3. Critical Reading & Thinking
We can distinguish between critical reading and critical thinking in the following way:
- Critical reading is a technique for discovering information and ideas within a text.
- Critical thinking is a technique for evaluating information and ideas, for deciding what to accept and believe.
Critical reading refers to a careful, active, reflective, analytic reading. Critical thinking involves reflecting on the validity of what you have read in light of our prior knowledge and understanding of the world.
For example, consider the following (somewhat humorous) sentence from a student essay:
Parents are buying expensive cars for their kids to destroy them.
As the terms are used here, critical reading is concerned with figuring out whether, within the context of the text as a whole, ” them ” refers to the parents, the kids, or the cars, and whether the text supports that practice. Critical thinking would come into play when deciding whether the chosen meaning was indeed true, and whether or not you, as the reader, should support that practice.
By these definitions, critical reading would appear to come before critical thinking: Only once we have fully understood a text (critical reading) can we truly evaluate its assertions (critical thinking).
Critical thinking allows us to monitor our understanding as we read.
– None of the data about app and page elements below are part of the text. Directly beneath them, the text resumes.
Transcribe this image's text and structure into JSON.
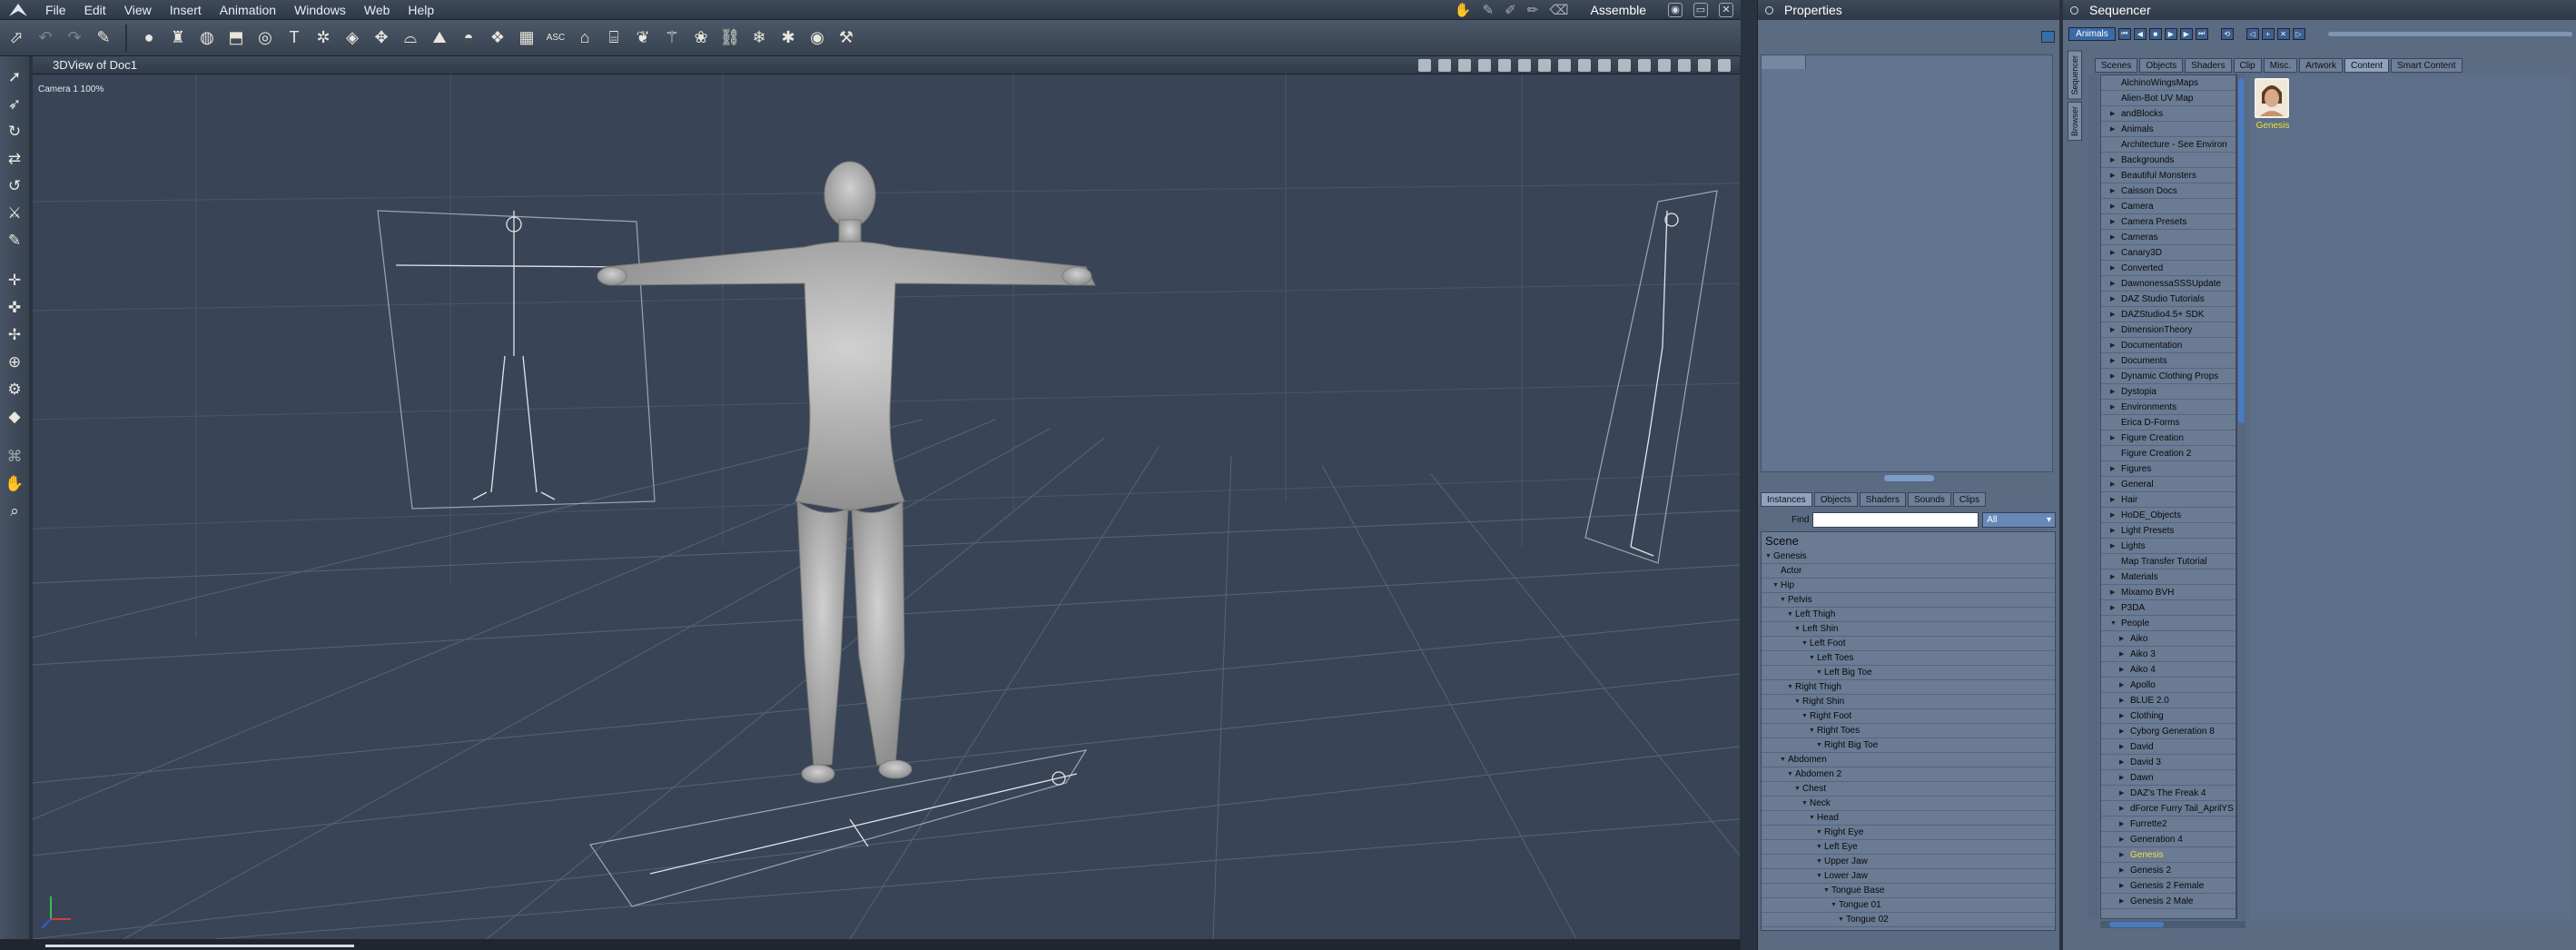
{
  "menubar": {
    "items": [
      "File",
      "Edit",
      "View",
      "Insert",
      "Animation",
      "Windows",
      "Web",
      "Help"
    ],
    "layout_tab": "Assemble"
  },
  "viewport": {
    "title": "3DView of Doc1",
    "camera_label": "Camera 1  100%"
  },
  "properties": {
    "title": "Properties",
    "tabs": [
      "Instances",
      "Objects",
      "Shaders",
      "Sounds",
      "Clips"
    ],
    "find_label": "Find",
    "find_value": "",
    "filter_value": "All",
    "scene_label": "Scene",
    "tree": [
      {
        "label": "Genesis",
        "level": 0
      },
      {
        "label": "Actor",
        "level": 1
      },
      {
        "label": "Hip",
        "level": 1
      },
      {
        "label": "Pelvis",
        "level": 2
      },
      {
        "label": "Left Thigh",
        "level": 3
      },
      {
        "label": "Left Shin",
        "level": 4
      },
      {
        "label": "Left Foot",
        "level": 5
      },
      {
        "label": "Left Toes",
        "level": 6
      },
      {
        "label": "Left Big Toe",
        "level": 7
      },
      {
        "label": "Right Thigh",
        "level": 3
      },
      {
        "label": "Right Shin",
        "level": 4
      },
      {
        "label": "Right Foot",
        "level": 5
      },
      {
        "label": "Right Toes",
        "level": 6
      },
      {
        "label": "Right Big Toe",
        "level": 7
      },
      {
        "label": "Abdomen",
        "level": 2
      },
      {
        "label": "Abdomen 2",
        "level": 3
      },
      {
        "label": "Chest",
        "level": 4
      },
      {
        "label": "Neck",
        "level": 5
      },
      {
        "label": "Head",
        "level": 6
      },
      {
        "label": "Right Eye",
        "level": 7
      },
      {
        "label": "Left Eye",
        "level": 7
      },
      {
        "label": "Upper Jaw",
        "level": 7
      },
      {
        "label": "Lower Jaw",
        "level": 7
      },
      {
        "label": "Tongue Base",
        "level": 8
      },
      {
        "label": "Tongue 01",
        "level": 9
      },
      {
        "label": "Tongue 02",
        "level": 10
      }
    ]
  },
  "sequencer": {
    "title": "Sequencer",
    "animals_button": "Animals",
    "side_tabs": [
      "Sequencer",
      "Browser"
    ],
    "content_tabs": [
      "Scenes",
      "Objects",
      "Shaders",
      "Clip",
      "Misc.",
      "Artwork",
      "Content",
      "Smart Content"
    ],
    "browser_items": [
      {
        "label": "AlchinoWingsMaps",
        "arrow": false
      },
      {
        "label": "Alien-Bot UV Map",
        "arrow": false
      },
      {
        "label": "andBlocks",
        "arrow": true
      },
      {
        "label": "Animals",
        "arrow": true
      },
      {
        "label": "Architecture - See Environ",
        "arrow": false
      },
      {
        "label": "Backgrounds",
        "arrow": true
      },
      {
        "label": "Beautiful Monsters",
        "arrow": true
      },
      {
        "label": "Caisson Docs",
        "arrow": true
      },
      {
        "label": "Camera",
        "arrow": true
      },
      {
        "label": "Camera Presets",
        "arrow": true
      },
      {
        "label": "Cameras",
        "arrow": true
      },
      {
        "label": "Canary3D",
        "arrow": true
      },
      {
        "label": "Converted",
        "arrow": true
      },
      {
        "label": "DawnonessaSSSUpdate",
        "arrow": true
      },
      {
        "label": "DAZ Studio Tutorials",
        "arrow": true
      },
      {
        "label": "DAZStudio4.5+ SDK",
        "arrow": true
      },
      {
        "label": "DimensionTheory",
        "arrow": true
      },
      {
        "label": "Documentation",
        "arrow": true
      },
      {
        "label": "Documents",
        "arrow": true
      },
      {
        "label": "Dynamic Clothing Props",
        "arrow": true
      },
      {
        "label": "Dystopia",
        "arrow": true
      },
      {
        "label": "Environments",
        "arrow": true
      },
      {
        "label": "Erica D-Forms",
        "arrow": false
      },
      {
        "label": "Figure Creation",
        "arrow": true
      },
      {
        "label": "Figure Creation 2",
        "arrow": false
      },
      {
        "label": "Figures",
        "arrow": true
      },
      {
        "label": "General",
        "arrow": true
      },
      {
        "label": "Hair",
        "arrow": true
      },
      {
        "label": "HoDE_Objects",
        "arrow": true
      },
      {
        "label": "Light Presets",
        "arrow": true
      },
      {
        "label": "Lights",
        "arrow": true
      },
      {
        "label": "Map Transfer Tutorial",
        "arrow": false
      },
      {
        "label": "Materials",
        "arrow": true
      },
      {
        "label": "Mixamo BVH",
        "arrow": true
      },
      {
        "label": "P3DA",
        "arrow": true
      },
      {
        "label": "People",
        "arrow": true,
        "open": true
      },
      {
        "label": "Aiko",
        "arrow": true,
        "child": true
      },
      {
        "label": "Aiko 3",
        "arrow": true,
        "child": true
      },
      {
        "label": "Aiko 4",
        "arrow": true,
        "child": true
      },
      {
        "label": "Apollo",
        "arrow": true,
        "child": true
      },
      {
        "label": "BLUE 2.0",
        "arrow": true,
        "child": true
      },
      {
        "label": "Clothing",
        "arrow": true,
        "child": true
      },
      {
        "label": "Cyborg Generation 8",
        "arrow": true,
        "child": true
      },
      {
        "label": "David",
        "arrow": true,
        "child": true
      },
      {
        "label": "David 3",
        "arrow": true,
        "child": true
      },
      {
        "label": "Dawn",
        "arrow": true,
        "child": true
      },
      {
        "label": "DAZ's The Freak 4",
        "arrow": true,
        "child": true
      },
      {
        "label": "dForce Furry Tail_AprilYS",
        "arrow": true,
        "child": true
      },
      {
        "label": "Furrette2",
        "arrow": true,
        "child": true
      },
      {
        "label": "Generation 4",
        "arrow": true,
        "child": true
      },
      {
        "label": "Genesis",
        "arrow": true,
        "child": true,
        "selected": true
      },
      {
        "label": "Genesis 2",
        "arrow": true,
        "child": true
      },
      {
        "label": "Genesis 2 Female",
        "arrow": true,
        "child": true
      },
      {
        "label": "Genesis 2 Male",
        "arrow": true,
        "child": true
      }
    ],
    "thumbnail_label": "Genesis"
  },
  "colors": {
    "annotation": "#c424e0",
    "selected_text": "#f1df3a",
    "viewport_bg": "#394556"
  }
}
If we sense that assertions are ridiculous or irresponsible (critical thinking), we examine the text more closely to test our understanding (critical reading).
Conversely, critical thinking depends on critical reading. You can think critically about a text (critical thinking), after all, only if you have understood it (critical reading). We may choose to accept or reject a presentation, but we must know why. We have a responsibility to ourselves, as well as to others, to isolate the real issues of agreement or disagreement. Only then can we understand and respect other people’s views. To recognize and understand those views, we must read critically.